Results: Among the total 548 students, as per BMI 38% were overweight and obese. Then hierarchical multiple logistic regression revealed that at Step one socio-demographic factors accounted for 16.9% of the variation in overnutrition status. Introducing the responses on selected life style factors in step two and CEBQ responses in final step explained an additional 9.9% and 5% of variation respectively. At all three-level model correctly predicted 62-70.3% of the dependent variables.

Conclusions: The high proportion of over nourished children were found in our study, and this found to be related with parental perception about few lifestyle and child eating behaviour which calls for further research and interventional programme for this alarming topic in this age group. 

 

 


Keywords

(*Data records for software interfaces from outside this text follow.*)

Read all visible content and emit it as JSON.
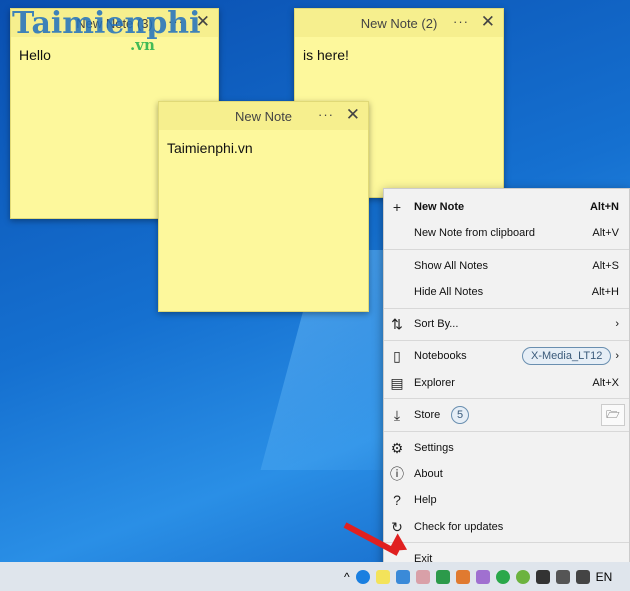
{
  "notes": [
    {
      "title": "New Note (3)",
      "body": "Hello"
    },
    {
      "title": "New Note (2)",
      "body": "is here!"
    },
    {
      "title": "New Note",
      "body": "Taimienphi.vn"
    }
  ],
  "note_controls": {
    "more": "···",
    "close": "✕"
  },
  "watermark": {
    "text": "Taimienphi",
    "suffix": ".vn"
  },
  "menu": {
    "new_note": {
      "label": "New Note",
      "shortcut": "Alt+N"
    },
    "new_clip": {
      "label": "New Note from clipboard",
      "shortcut": "Alt+V"
    },
    "show_all": {
      "label": "Show All Notes",
      "shortcut": "Alt+S"
    },
    "hide_all": {
      "label": "Hide All Notes",
      "shortcut": "Alt+H"
    },
    "sort": {
      "label": "Sort By..."
    },
    "notebooks": {
      "label": "Notebooks",
      "value": "X-Media_LT12"
    },
    "explorer": {
      "label": "Explorer",
      "shortcut": "Alt+X"
    },
    "store": {
      "label": "Store",
      "count": "5"
    },
    "settings": {
      "label": "Settings"
    },
    "about": {
      "label": "About"
    },
    "help": {
      "label": "Help"
    },
    "updates": {
      "label": "Check for updates"
    },
    "exit": {
      "label": "Exit"
    }
  },
  "taskbar": {
    "lang": "EN"
  },
  "colors": {
    "note": "#fdf89c",
    "menu": "#f2f2f2",
    "arrow": "#e02020"
  }
}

Child eating behaviour questionnaire, Child hood obesity, Eating behaviour, Over nutrition, Parental perception

Full Text:

PDF

References


Soni S, Thawani R, Idhate T, Kalra M, MAHAJAN A, Aslami A et al. Research letters. Indian Pediatr. 2016;53(8):741-4.

Zarnowiecki D, Dollman J, Sinn N. A tool for assessing healthy food knowledge in 5-6-year-old Australian children. Public Health Nutri. 2011;14(07):1177-83.

Wardle, J, Guthrie CA, Sanderson, S and Rapoport, L. Development of the Children’s Eating Behaviour Questionnaire. J Child Psychol Psychiatr. 2001;42:963-70.

Sleddens E, Kremers S, Thijs C. The Children's Eating Behaviour Questionnaire: factorial validity and association with Body Mass Index in Dutch children aged 6-7. International J Behav Nutr Physic Activ. 2008;5(1):49.

BMI for boys of 2-5 yrs age. Available at: http://www.who.int/childgrowth/standards/bmi_boys_2_5_zscores.txt.

BMI for girls of 2-5 yrs age. Available at: http://www.who.int/childgrowth/standards/bmi_girls_2_5_zscores.txt

Bmi_girls_perc_WHO2007_exp. Available at http://bmi_girls_perc_WHO2007_exp. Accessed 15 September 2016.

BMI-for-age BOYS 5 to 19 years (z-scores) Available at http://bmifa_boys_5_19years_z. Accessed 15 September 2016.

BMI-for-age GIRLS 5 to 19 years (z-scores). Available at http://bmifa_girls_5_19years_z Accessed 15 September 2016.

Misra A, Shah P, Goel K, Hazra DK, Gupta R, Seth P, et al. The high burden of obesity and abdominal obesity in urban Indian schoolchildren: A multicentric study of 38,296 children. Ann Nutr Metab. 2011;58:203-11.

Raj M, Sundaram KR, Paul M, Deepa AS, Kumar RK. Obesity in Indian children: Time trends and relationship with hypertension. Natl Med J India. 2007;20:288-93.